Re: GR proposal: the AGPL does not meet the DFSG (take 2)
I moved the discussion to debian-vote where it belongs.
(please CC me).
On Mon, Nov 16, 2009 at 06:05:25PM +0000, Mike Hommey wrote:
> On Wed, Nov 11, 2009 at 11:45:25PM +0000, brian m. carlson wrote:
> > Again, this is not the language that the AGPL uses. It requires that
> > "your modified version must prominently offer all users interacting with
> > it remotely through a computer network" the source. Notice the text
> > "your modified version". It's not acceptable to offer it out-of-band.
> > Also, it says "all users". That means anyone who calls connect(2),
> > whether they can authenticate or not. POP can't do that. Neither can
> > DNS. Those protocols almost never have any indication to the user that
> > they are working. Most users don't even know that they're there.
> > This doesn't even mention the situation for HTTP, where it could be
> > interpreted to mean that every response requires a modification of the
> > data in some way so that the user can be offered the source, since the
> > header is not displayed to the user, let alone "prominently".
> Stupid question: with this wording of the AGPL, who, in his right mind,
> will be licensing a DNS or POP server under this license ? (Except maybe
> someone who didn't read it)
This is a good question and there are two answers:
1) Someone might want to reuse part of some AGPL software in a completly
different work. For example, a AGPL-licensed blog system might include a
code that implement an authentification scheme that you want to reuse in your
POP3 server.

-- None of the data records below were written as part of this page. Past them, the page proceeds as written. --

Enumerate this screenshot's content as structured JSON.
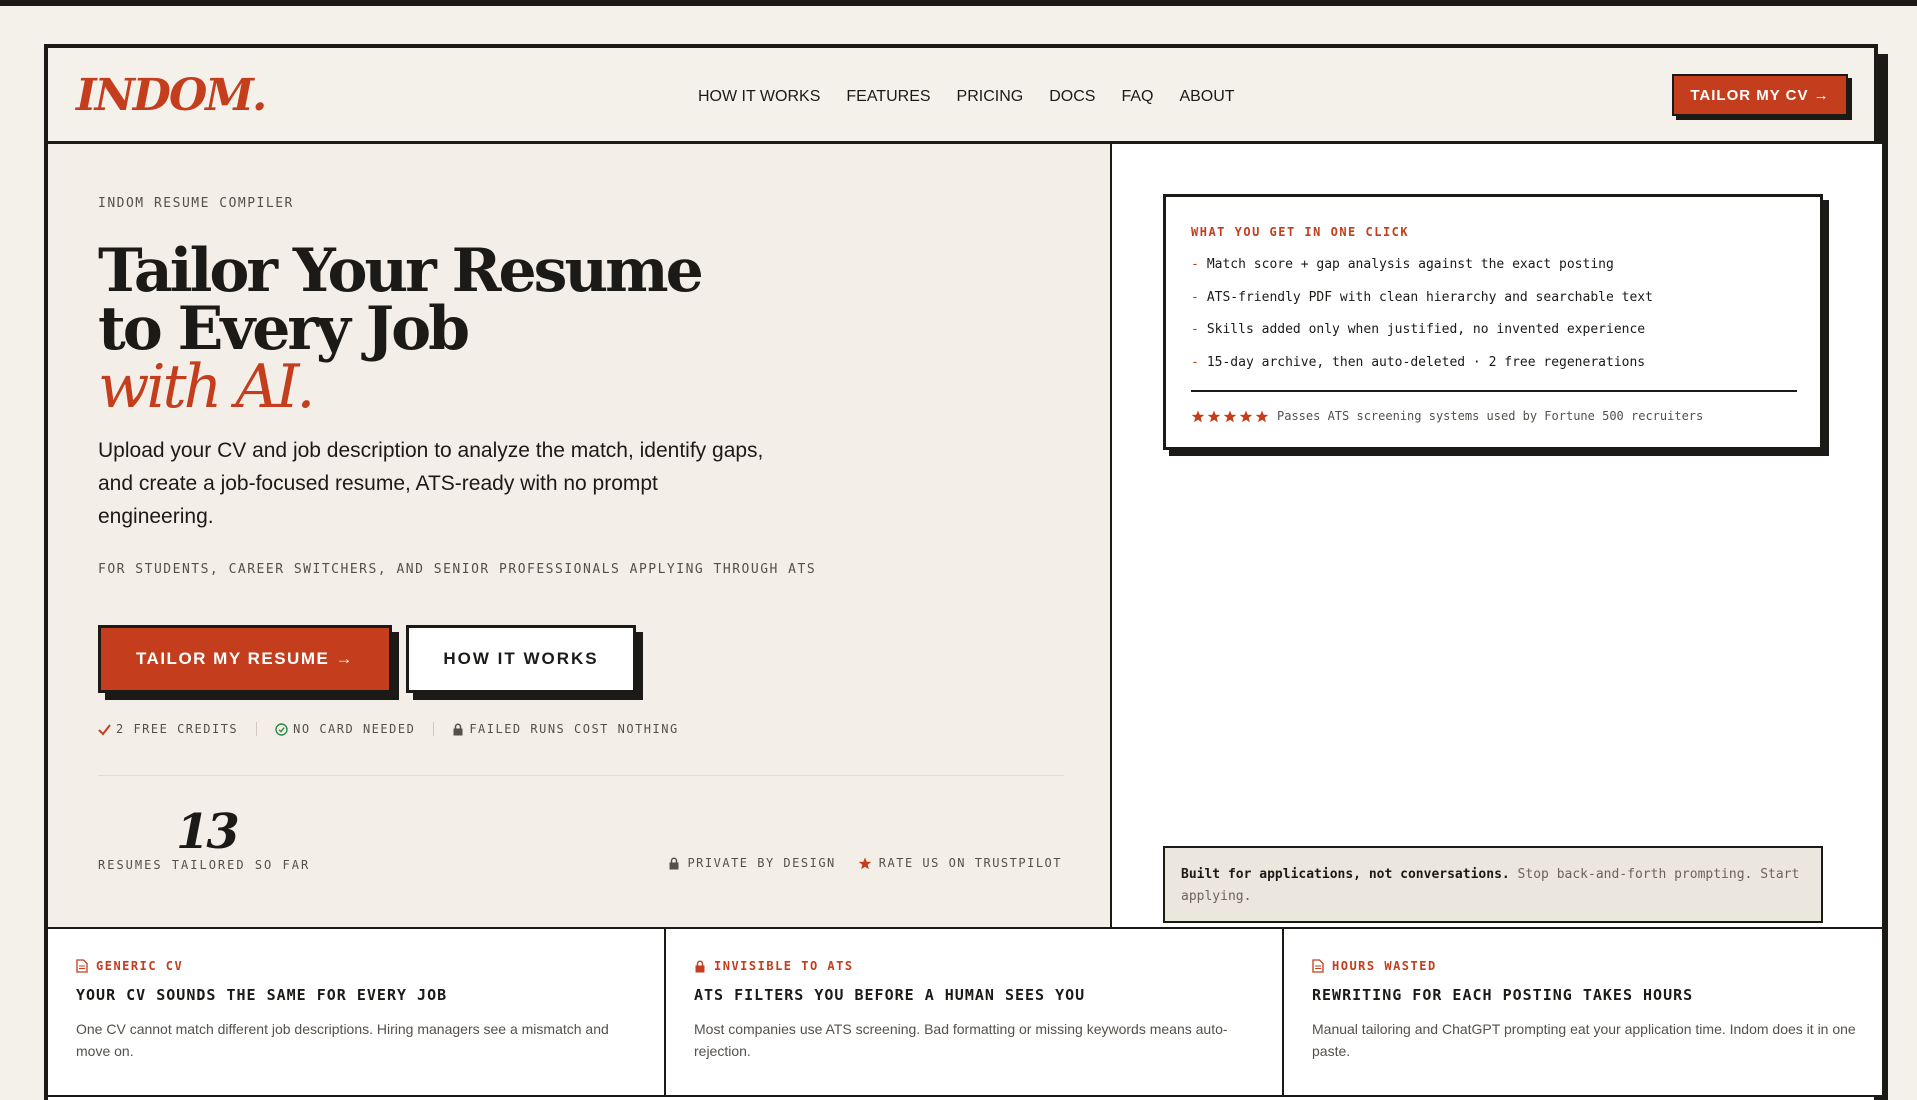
{
  "brand": {
    "logo": "INDOM.",
    "accent_color": "#c43d1c",
    "ink_color": "#1c1a17",
    "paper_color": "#f4f1eb"
  },
  "nav": {
    "items": [
      "HOW IT WORKS",
      "FEATURES",
      "PRICING",
      "DOCS",
      "FAQ",
      "ABOUT"
    ],
    "cta": "TAILOR MY CV →"
  },
  "hero": {
    "eyebrow": "INDOM RESUME COMPILER",
    "headline_line1": "Tailor Your Resume",
    "headline_line2": "to Every Job",
    "headline_line3": "with AI.",
    "lede": "Upload your CV and job description to analyze the match, identify gaps, and create a job-focused resume, ATS-ready with no prompt engineering.",
    "audience": "FOR STUDENTS, CAREER SWITCHERS, AND SENIOR PROFESSIONALS APPLYING THROUGH ATS",
    "primary_cta": "TAILOR MY RESUME →",
    "secondary_cta": "HOW IT WORKS",
    "perks": [
      {
        "icon": "check-icon",
        "label": "2 FREE CREDITS"
      },
      {
        "icon": "check-circle-icon",
        "label": "NO CARD NEEDED"
      },
      {
        "icon": "lock-icon",
        "label": "FAILED RUNS COST NOTHING"
      }
    ],
    "counter_value": "13",
    "counter_label": "RESUMES TAILORED SO FAR",
    "trust": [
      {
        "icon": "lock-icon",
        "label": "PRIVATE BY DESIGN"
      },
      {
        "icon": "star-icon",
        "label": "RATE US ON TRUSTPILOT"
      }
    ]
  },
  "card": {
    "title": "WHAT YOU GET IN ONE CLICK",
    "items": [
      "Match score + gap analysis against the exact posting",
      "ATS-friendly PDF with clean hierarchy and searchable text",
      "Skills added only when justified, no invented experience",
      "15-day archive, then auto-deleted · 2 free regenerations"
    ],
    "rating_stars": 5,
    "footer": "Passes ATS screening systems used by Fortune 500 recruiters"
  },
  "note": {
    "bold": "Built for applications, not conversations.",
    "text": " Stop back-and-forth prompting. Start applying."
  },
  "features": [
    {
      "icon": "document-icon",
      "tag": "GENERIC CV",
      "title": "YOUR CV SOUNDS THE SAME FOR EVERY JOB",
      "text": "One CV cannot match different job descriptions. Hiring managers see a mismatch and move on."
    },
    {
      "icon": "lock-icon",
      "tag": "INVISIBLE TO ATS",
      "title": "ATS FILTERS YOU BEFORE A HUMAN SEES YOU",
      "text": "Most companies use ATS screening. Bad formatting or missing keywords means auto-rejection."
    },
    {
      "icon": "document-icon",
      "tag": "HOURS WASTED",
      "title": "REWRITING FOR EACH POSTING TAKES HOURS",
      "text": "Manual tailoring and ChatGPT prompting eat your application time. Indom does it in one paste."
    }
  ]
}
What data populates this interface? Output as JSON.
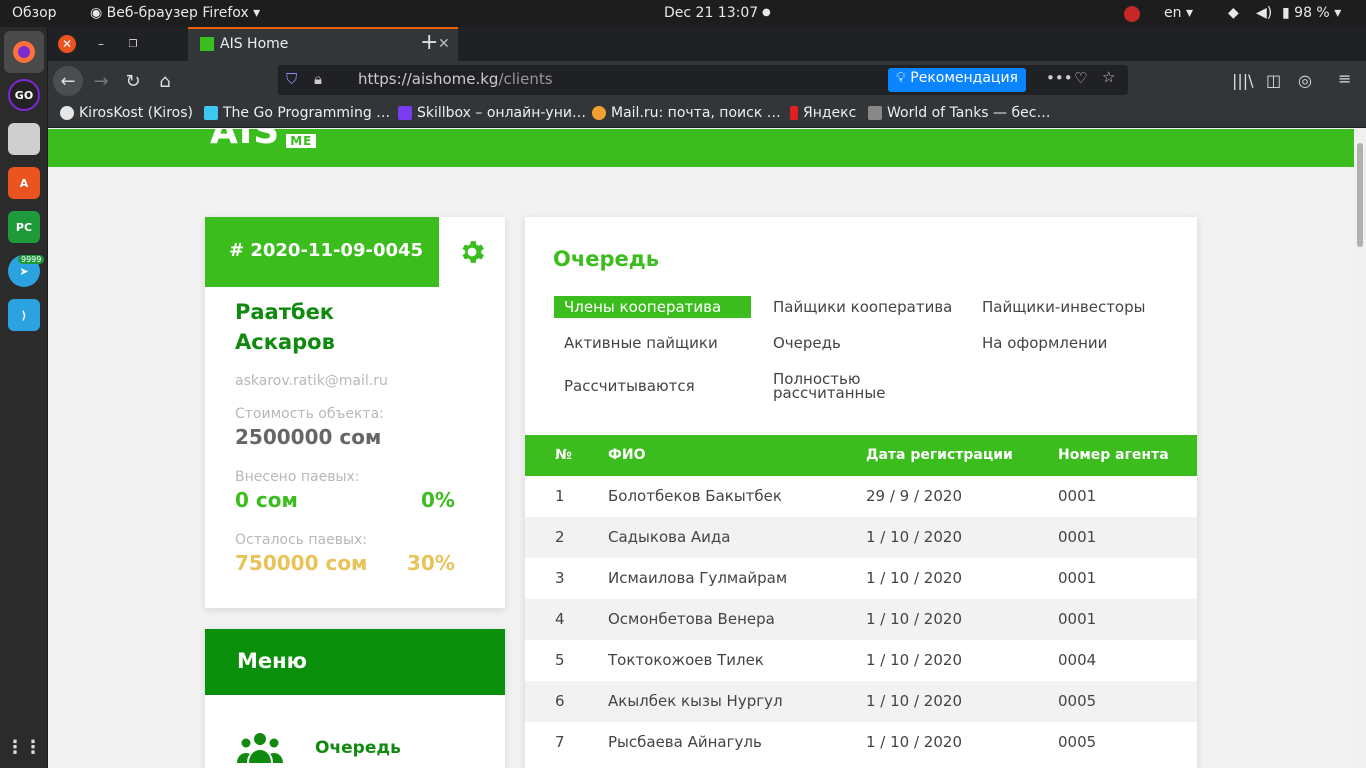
{
  "os": {
    "activities": "Обзор",
    "app_name": "Веб-браузер Firefox",
    "clock": "Dec 21  13:07",
    "language": "en",
    "battery": "98 %",
    "dock_badge": "9999"
  },
  "browser": {
    "tab_title": "AIS Home",
    "url_host": "https://aishome.kg",
    "url_path": "/clients",
    "recommend_label": "Рекомендация",
    "bookmarks": [
      {
        "label": "KirosKost (Kiros)",
        "color": "#e6e6e6"
      },
      {
        "label": "The Go Programming …",
        "color": "#3cc8f0"
      },
      {
        "label": "Skillbox – онлайн-уни…",
        "color": "#7a3cf0"
      },
      {
        "label": "Mail.ru: почта, поиск …",
        "color": "#f0a030"
      },
      {
        "label": "Яндекс",
        "color": "#e02020"
      },
      {
        "label": "World of Tanks — бес…",
        "color": "#888888"
      }
    ]
  },
  "site": {
    "logo": "AIS",
    "logo_badge": "ME"
  },
  "profile": {
    "id": "# 2020-11-09-0045",
    "first_name": "Раатбек",
    "last_name": "Аскаров",
    "email": "askarov.ratik@mail.ru",
    "cost_label": "Стоимость объекта:",
    "cost_value": "2500000 сом",
    "paid_label": "Внесено паевых:",
    "paid_value": "0 сом",
    "paid_percent": "0%",
    "left_label": "Осталось паевых:",
    "left_value": "750000 сом",
    "left_percent": "30%"
  },
  "menu": {
    "title": "Меню",
    "items": [
      {
        "label": "Очередь"
      }
    ]
  },
  "queue": {
    "title": "Очередь",
    "filters": [
      "Члены кооператива",
      "Пайщики кооператива",
      "Пайщики-инвесторы",
      "Активные пайщики",
      "Очередь",
      "На оформлении",
      "Рассчитываются",
      "Полностью рассчитанные"
    ],
    "columns": [
      "№",
      "ФИО",
      "Дата регистрации",
      "Номер агента"
    ],
    "rows": [
      [
        "1",
        "Болотбеков Бакытбек",
        "29 / 9 / 2020",
        "0001"
      ],
      [
        "2",
        "Садыкова Аида",
        "1 / 10 / 2020",
        "0001"
      ],
      [
        "3",
        "Исмаилова Гулмайрам",
        "1 / 10 / 2020",
        "0001"
      ],
      [
        "4",
        "Осмонбетова Венера",
        "1 / 10 / 2020",
        "0001"
      ],
      [
        "5",
        "Токтокожоев Тилек",
        "1 / 10 / 2020",
        "0004"
      ],
      [
        "6",
        "Акылбек кызы Нургул",
        "1 / 10 / 2020",
        "0005"
      ],
      [
        "7",
        "Рысбаева Айнагуль",
        "1 / 10 / 2020",
        "0005"
      ]
    ]
  },
  "colors": {
    "brand_green": "#3bbe1d",
    "dark_green": "#0a8f0a",
    "gold": "#e8c35a"
  }
}
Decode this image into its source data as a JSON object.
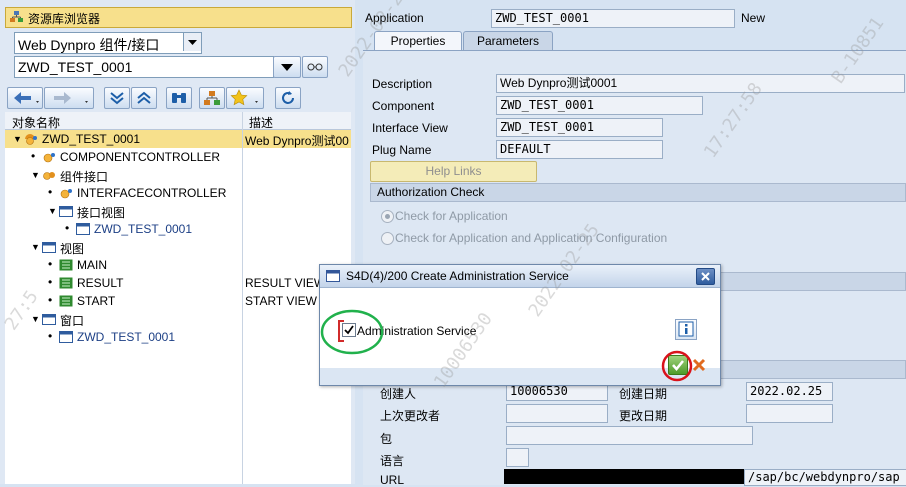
{
  "left": {
    "title": "资源库浏览器",
    "object_type": "Web Dynpro 组件/接口",
    "object_name": "ZWD_TEST_0001",
    "tree_headers": {
      "name": "对象名称",
      "desc": "描述"
    },
    "tree": [
      {
        "label": "ZWD_TEST_0001",
        "desc": "Web Dynpro测试00",
        "level": 0,
        "expand": "▼",
        "icon": "component-icon"
      },
      {
        "label": "COMPONENTCONTROLLER",
        "desc": "",
        "level": 1,
        "expand": "•",
        "icon": "controller-icon"
      },
      {
        "label": "组件接口",
        "desc": "",
        "level": 1,
        "expand": "▼",
        "icon": "interface-icon"
      },
      {
        "label": "INTERFACECONTROLLER",
        "desc": "",
        "level": 2,
        "expand": "•",
        "icon": "controller-icon"
      },
      {
        "label": "接口视图",
        "desc": "",
        "level": 2,
        "expand": "▼",
        "icon": "folder-icon"
      },
      {
        "label": "ZWD_TEST_0001",
        "desc": "",
        "level": 3,
        "expand": "•",
        "icon": "window-icon"
      },
      {
        "label": "视图",
        "desc": "",
        "level": 1,
        "expand": "▼",
        "icon": "folder-icon"
      },
      {
        "label": "MAIN",
        "desc": "",
        "level": 2,
        "expand": "•",
        "icon": "view-icon"
      },
      {
        "label": "RESULT",
        "desc": "RESULT VIEW",
        "level": 2,
        "expand": "•",
        "icon": "view-icon"
      },
      {
        "label": "START",
        "desc": "START VIEW",
        "level": 2,
        "expand": "•",
        "icon": "view-icon"
      },
      {
        "label": "窗口",
        "desc": "",
        "level": 1,
        "expand": "▼",
        "icon": "folder-icon"
      },
      {
        "label": "ZWD_TEST_0001",
        "desc": "",
        "level": 2,
        "expand": "•",
        "icon": "window-icon"
      }
    ]
  },
  "header": {
    "application_label": "Application",
    "application_value": "ZWD_TEST_0001",
    "status": "New"
  },
  "tabs": [
    "Properties",
    "Parameters"
  ],
  "properties": {
    "description_label": "Description",
    "description_value": "Web Dynpro测试0001",
    "component_label": "Component",
    "component_value": "ZWD_TEST_0001",
    "interface_view_label": "Interface View",
    "interface_view_value": "ZWD_TEST_0001",
    "plug_name_label": "Plug Name",
    "plug_name_value": "DEFAULT",
    "help_links": "Help Links"
  },
  "authorization": {
    "title": "Authorization Check",
    "option1": "Check for Application",
    "option2": "Check for Application and Application Configuration"
  },
  "admin": {
    "created_by_label": "创建人",
    "created_by_value": "10006530",
    "created_on_label": "创建日期",
    "created_on_value": "2022.02.25",
    "changed_by_label": "上次更改者",
    "changed_on_label": "更改日期",
    "package_label": "包",
    "language_label": "语言",
    "url_label": "URL",
    "url_value": "/sap/bc/webdynpro/sap"
  },
  "dialog": {
    "title": "S4D(4)/200 Create Administration Service",
    "checkbox_label": "Administration Service",
    "checked": true
  },
  "watermark": {
    "lines": [
      "2022-02-25",
      "17:27:58",
      "B-10851",
      "10006530",
      "27:5"
    ]
  }
}
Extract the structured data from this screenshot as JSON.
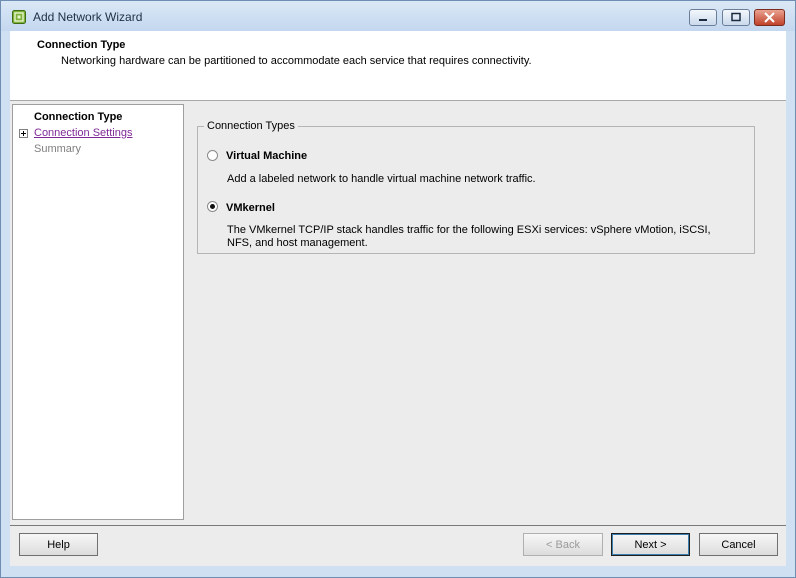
{
  "window": {
    "title": "Add Network Wizard"
  },
  "header": {
    "title": "Connection Type",
    "description": "Networking hardware can be partitioned to accommodate each service that requires connectivity."
  },
  "nav": {
    "items": [
      {
        "label": "Connection Type",
        "state": "current"
      },
      {
        "label": "Connection Settings",
        "state": "link"
      },
      {
        "label": "Summary",
        "state": "inactive"
      }
    ]
  },
  "connection_types": {
    "legend": "Connection Types",
    "options": [
      {
        "label": "Virtual Machine",
        "description": "Add a labeled network to handle virtual machine network traffic.",
        "selected": false
      },
      {
        "label": "VMkernel",
        "description": "The VMkernel TCP/IP stack handles traffic for the following ESXi services: vSphere vMotion, iSCSI, NFS, and host management.",
        "selected": true
      }
    ]
  },
  "footer": {
    "help_label": "Help",
    "back_label": "< Back",
    "next_label": "Next >",
    "cancel_label": "Cancel"
  },
  "colors": {
    "window_frame": "#cfe0f2",
    "link": "#7e2a96",
    "close_button": "#c0412a"
  }
}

If a license actively prevent you from doing that, then it is
2) People tend to have lots of misconception about software licenses and
especially about the AGPL, and on the face of it, the AGPL might look as a good
license to use: it is GPL3 compatible, new and shiny, supposed to close a GPL
loop-hole, etc. and nowhere it is said it is only approriate for software doing such and such, so it is only a matter of time before Debian is confronted with
Imagine a large red swirl here.